__Exercise prompt__
Would you please copy each line below that includes the string "Uploading"?

[Dataset rows for apps and sites]
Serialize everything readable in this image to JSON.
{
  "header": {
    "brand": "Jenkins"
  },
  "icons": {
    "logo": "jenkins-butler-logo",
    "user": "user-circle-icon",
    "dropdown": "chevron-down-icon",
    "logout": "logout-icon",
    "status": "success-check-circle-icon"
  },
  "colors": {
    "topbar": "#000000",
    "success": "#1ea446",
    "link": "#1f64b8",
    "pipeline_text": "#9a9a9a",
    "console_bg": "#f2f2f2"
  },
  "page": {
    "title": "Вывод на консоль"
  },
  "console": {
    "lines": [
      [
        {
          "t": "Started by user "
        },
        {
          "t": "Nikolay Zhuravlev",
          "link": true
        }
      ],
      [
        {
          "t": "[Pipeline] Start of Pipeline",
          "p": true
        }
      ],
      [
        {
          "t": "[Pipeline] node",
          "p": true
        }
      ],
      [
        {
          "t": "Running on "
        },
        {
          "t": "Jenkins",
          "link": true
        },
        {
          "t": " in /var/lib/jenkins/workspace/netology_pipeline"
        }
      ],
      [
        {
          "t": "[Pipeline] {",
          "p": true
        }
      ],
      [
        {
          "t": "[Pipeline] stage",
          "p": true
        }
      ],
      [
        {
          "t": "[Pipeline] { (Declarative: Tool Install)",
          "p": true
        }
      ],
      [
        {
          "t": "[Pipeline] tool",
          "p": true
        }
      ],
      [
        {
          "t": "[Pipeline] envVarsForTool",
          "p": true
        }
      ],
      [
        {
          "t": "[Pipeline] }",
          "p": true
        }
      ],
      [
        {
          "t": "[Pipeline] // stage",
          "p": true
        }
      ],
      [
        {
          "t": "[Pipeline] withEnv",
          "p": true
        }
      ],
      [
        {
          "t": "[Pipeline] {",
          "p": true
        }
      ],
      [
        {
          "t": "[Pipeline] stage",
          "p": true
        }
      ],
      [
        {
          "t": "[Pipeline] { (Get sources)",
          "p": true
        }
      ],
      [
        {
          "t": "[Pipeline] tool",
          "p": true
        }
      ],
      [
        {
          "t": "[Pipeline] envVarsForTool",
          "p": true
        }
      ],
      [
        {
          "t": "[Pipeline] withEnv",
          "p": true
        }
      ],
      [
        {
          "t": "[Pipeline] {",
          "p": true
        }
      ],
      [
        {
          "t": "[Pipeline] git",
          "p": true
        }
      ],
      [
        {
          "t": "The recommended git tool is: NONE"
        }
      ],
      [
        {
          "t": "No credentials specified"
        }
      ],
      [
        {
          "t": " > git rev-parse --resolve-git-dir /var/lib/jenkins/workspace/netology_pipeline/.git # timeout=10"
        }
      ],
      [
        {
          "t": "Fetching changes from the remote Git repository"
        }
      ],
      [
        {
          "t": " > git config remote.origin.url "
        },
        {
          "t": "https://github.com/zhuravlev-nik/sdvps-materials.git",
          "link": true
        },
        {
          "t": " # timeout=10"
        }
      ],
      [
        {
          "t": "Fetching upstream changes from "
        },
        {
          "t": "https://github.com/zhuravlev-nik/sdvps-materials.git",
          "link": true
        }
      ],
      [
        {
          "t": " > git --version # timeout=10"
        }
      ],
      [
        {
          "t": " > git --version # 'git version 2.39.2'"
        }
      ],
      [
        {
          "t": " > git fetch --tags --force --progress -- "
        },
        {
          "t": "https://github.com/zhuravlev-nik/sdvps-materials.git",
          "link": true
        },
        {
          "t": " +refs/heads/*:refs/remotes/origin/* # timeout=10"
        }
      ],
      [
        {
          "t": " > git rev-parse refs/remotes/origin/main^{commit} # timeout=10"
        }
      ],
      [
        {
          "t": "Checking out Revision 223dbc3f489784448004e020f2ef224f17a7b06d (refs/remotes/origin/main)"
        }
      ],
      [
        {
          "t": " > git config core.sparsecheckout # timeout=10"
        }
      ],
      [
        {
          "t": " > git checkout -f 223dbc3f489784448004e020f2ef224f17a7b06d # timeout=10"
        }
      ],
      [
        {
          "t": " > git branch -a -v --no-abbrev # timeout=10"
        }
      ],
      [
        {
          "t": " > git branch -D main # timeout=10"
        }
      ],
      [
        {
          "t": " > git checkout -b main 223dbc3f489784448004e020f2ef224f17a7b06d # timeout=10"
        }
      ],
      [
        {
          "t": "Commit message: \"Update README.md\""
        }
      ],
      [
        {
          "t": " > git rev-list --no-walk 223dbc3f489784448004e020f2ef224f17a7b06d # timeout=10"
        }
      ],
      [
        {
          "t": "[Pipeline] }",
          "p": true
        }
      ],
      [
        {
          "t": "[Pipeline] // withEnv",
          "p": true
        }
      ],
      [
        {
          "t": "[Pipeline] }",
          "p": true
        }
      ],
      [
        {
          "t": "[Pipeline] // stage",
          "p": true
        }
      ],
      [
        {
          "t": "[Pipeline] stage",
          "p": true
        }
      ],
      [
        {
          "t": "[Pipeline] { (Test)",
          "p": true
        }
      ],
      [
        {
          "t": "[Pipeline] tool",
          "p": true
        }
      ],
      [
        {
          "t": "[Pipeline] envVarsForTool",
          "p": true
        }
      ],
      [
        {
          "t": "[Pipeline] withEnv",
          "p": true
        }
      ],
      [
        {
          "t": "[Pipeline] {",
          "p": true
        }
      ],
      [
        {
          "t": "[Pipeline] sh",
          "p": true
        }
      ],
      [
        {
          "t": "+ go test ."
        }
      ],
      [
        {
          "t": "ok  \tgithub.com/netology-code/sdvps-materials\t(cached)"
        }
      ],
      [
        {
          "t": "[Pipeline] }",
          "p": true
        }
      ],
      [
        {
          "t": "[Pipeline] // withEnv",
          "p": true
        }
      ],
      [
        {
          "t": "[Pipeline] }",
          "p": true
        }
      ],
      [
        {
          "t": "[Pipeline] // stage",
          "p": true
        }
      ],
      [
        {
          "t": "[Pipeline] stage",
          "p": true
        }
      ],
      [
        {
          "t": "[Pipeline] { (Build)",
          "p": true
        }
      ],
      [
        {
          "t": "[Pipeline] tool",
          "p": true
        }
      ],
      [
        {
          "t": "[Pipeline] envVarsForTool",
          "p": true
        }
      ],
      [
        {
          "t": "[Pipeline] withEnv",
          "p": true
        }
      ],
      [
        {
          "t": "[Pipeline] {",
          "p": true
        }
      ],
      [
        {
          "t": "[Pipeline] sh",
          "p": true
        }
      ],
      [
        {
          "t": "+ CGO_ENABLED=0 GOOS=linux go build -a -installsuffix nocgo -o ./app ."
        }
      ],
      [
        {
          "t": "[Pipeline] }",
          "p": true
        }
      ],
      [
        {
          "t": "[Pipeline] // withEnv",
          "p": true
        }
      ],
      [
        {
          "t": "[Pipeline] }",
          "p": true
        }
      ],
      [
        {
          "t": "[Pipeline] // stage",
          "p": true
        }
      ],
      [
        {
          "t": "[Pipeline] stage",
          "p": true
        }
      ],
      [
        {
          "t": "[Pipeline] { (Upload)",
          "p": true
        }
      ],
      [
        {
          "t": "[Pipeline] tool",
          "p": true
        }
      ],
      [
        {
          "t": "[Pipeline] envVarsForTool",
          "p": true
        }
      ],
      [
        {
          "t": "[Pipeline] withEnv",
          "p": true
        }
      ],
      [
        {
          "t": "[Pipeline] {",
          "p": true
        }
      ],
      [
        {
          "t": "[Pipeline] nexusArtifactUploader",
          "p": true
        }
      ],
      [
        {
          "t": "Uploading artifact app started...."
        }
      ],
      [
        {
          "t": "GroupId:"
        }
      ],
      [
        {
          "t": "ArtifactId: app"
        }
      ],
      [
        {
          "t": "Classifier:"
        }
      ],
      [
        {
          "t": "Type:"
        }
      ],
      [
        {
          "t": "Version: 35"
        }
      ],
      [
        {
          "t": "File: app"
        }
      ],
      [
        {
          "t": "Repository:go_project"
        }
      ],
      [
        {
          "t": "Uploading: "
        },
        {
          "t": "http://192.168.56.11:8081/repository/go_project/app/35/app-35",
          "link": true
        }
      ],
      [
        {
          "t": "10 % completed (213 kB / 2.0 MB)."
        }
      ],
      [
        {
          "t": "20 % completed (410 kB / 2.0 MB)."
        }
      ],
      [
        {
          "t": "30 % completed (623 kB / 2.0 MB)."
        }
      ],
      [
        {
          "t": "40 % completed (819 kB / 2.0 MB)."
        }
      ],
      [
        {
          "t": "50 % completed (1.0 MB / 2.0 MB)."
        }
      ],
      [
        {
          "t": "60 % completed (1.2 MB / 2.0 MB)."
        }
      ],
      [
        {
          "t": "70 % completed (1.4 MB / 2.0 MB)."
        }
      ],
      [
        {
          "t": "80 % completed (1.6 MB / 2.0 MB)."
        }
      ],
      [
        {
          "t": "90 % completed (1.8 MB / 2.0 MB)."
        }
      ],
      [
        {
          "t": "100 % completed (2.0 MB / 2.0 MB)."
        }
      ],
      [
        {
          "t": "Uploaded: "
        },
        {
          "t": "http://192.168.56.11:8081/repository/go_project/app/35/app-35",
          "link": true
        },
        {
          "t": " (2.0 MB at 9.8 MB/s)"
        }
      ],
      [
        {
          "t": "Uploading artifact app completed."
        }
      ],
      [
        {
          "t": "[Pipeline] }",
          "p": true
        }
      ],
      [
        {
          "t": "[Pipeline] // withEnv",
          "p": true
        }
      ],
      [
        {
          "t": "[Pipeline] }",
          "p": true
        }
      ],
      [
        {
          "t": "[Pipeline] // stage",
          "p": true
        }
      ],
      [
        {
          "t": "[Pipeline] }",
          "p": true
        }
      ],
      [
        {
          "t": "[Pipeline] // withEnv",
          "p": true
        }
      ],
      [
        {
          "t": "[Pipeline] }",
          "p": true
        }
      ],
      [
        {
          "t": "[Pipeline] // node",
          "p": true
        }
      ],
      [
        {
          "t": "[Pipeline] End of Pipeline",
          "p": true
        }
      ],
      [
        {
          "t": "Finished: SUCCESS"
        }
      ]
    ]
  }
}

__Response area__
          "t": "Uploading artifact app started...."
          "t": "Uploading: "
          "t": "Uploading artifact app completed."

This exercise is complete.